### Problem statement
Print each entry word for word without images.

Element data from apps and pages:
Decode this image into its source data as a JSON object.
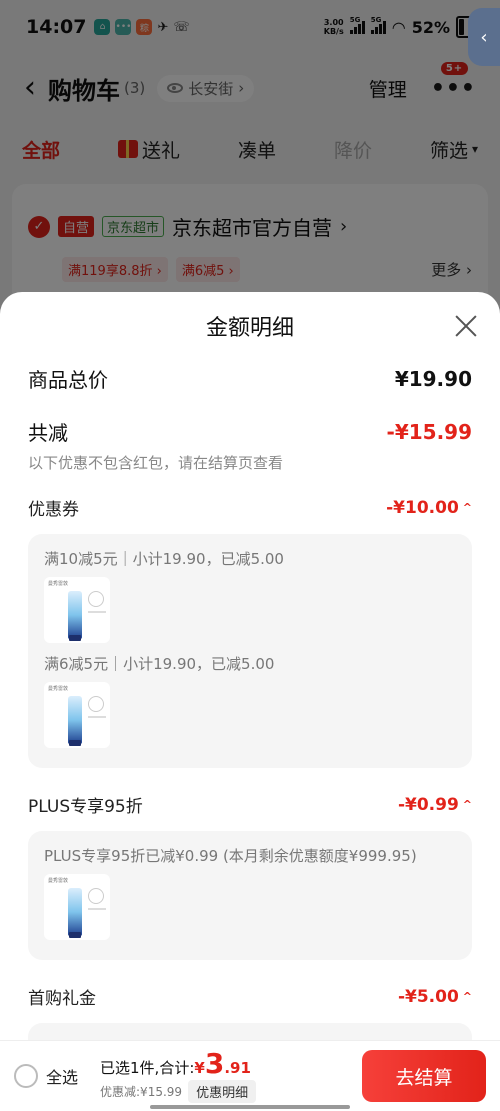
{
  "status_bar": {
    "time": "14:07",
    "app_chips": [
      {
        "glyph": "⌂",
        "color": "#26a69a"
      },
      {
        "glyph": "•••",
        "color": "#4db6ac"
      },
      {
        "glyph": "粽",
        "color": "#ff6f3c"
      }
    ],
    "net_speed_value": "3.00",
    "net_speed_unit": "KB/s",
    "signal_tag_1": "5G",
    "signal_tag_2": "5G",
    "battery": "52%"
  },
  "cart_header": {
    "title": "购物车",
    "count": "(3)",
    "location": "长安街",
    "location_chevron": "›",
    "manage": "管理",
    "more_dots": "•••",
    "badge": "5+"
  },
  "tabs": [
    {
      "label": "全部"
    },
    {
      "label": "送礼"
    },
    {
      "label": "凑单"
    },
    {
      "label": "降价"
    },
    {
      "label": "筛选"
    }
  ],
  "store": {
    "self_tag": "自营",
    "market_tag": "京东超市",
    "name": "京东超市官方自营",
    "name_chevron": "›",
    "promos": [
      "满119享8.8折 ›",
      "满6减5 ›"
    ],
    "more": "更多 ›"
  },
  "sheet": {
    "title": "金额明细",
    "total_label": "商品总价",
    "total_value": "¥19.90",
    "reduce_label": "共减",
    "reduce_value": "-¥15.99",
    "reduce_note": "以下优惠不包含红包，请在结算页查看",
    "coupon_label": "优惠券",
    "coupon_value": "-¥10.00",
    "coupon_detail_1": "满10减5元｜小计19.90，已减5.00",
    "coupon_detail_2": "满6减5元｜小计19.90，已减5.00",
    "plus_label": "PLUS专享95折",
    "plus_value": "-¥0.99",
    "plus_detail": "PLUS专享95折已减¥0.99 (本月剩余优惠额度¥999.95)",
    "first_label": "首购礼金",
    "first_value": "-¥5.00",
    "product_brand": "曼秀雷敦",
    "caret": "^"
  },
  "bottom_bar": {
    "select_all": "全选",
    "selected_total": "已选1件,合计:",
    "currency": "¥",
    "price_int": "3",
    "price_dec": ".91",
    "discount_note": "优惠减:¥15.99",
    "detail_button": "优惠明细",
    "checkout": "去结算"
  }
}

### Result of the task
Decode this image into its source data as a JSON object.
{
  "status_bar": {
    "time": "14:07",
    "app_chips": [
      {
        "glyph": "⌂",
        "color": "#26a69a"
      },
      {
        "glyph": "•••",
        "color": "#4db6ac"
      },
      {
        "glyph": "粽",
        "color": "#ff6f3c"
      }
    ],
    "net_speed_value": "3.00",
    "net_speed_unit": "KB/s",
    "signal_tag_1": "5G",
    "signal_tag_2": "5G",
    "battery": "52%"
  },
  "cart_header": {
    "title": "购物车",
    "count": "(3)",
    "location": "长安街",
    "location_chevron": "›",
    "manage": "管理",
    "more_dots": "•••",
    "badge": "5+"
  },
  "tabs": [
    {
      "label": "全部"
    },
    {
      "label": "送礼"
    },
    {
      "label": "凑单"
    },
    {
      "label": "降价"
    },
    {
      "label": "筛选"
    }
  ],
  "store": {
    "self_tag": "自营",
    "market_tag": "京东超市",
    "name": "京东超市官方自营",
    "name_chevron": "›",
    "promos": [
      "满119享8.8折 ›",
      "满6减5 ›"
    ],
    "more": "更多 ›"
  },
  "sheet": {
    "title": "金额明细",
    "total_label": "商品总价",
    "total_value": "¥19.90",
    "reduce_label": "共减",
    "reduce_value": "-¥15.99",
    "reduce_note": "以下优惠不包含红包，请在结算页查看",
    "coupon_label": "优惠券",
    "coupon_value": "-¥10.00",
    "coupon_detail_1": "满10减5元｜小计19.90，已减5.00",
    "coupon_detail_2": "满6减5元｜小计19.90，已减5.00",
    "plus_label": "PLUS专享95折",
    "plus_value": "-¥0.99",
    "plus_detail": "PLUS专享95折已减¥0.99 (本月剩余优惠额度¥999.95)",
    "first_label": "首购礼金",
    "first_value": "-¥5.00",
    "product_brand": "曼秀雷敦",
    "caret": "^"
  },
  "bottom_bar": {
    "select_all": "全选",
    "selected_total": "已选1件,合计:",
    "currency": "¥",
    "price_int": "3",
    "price_dec": ".91",
    "discount_note": "优惠减:¥15.99",
    "detail_button": "优惠明细",
    "checkout": "去结算"
  }
}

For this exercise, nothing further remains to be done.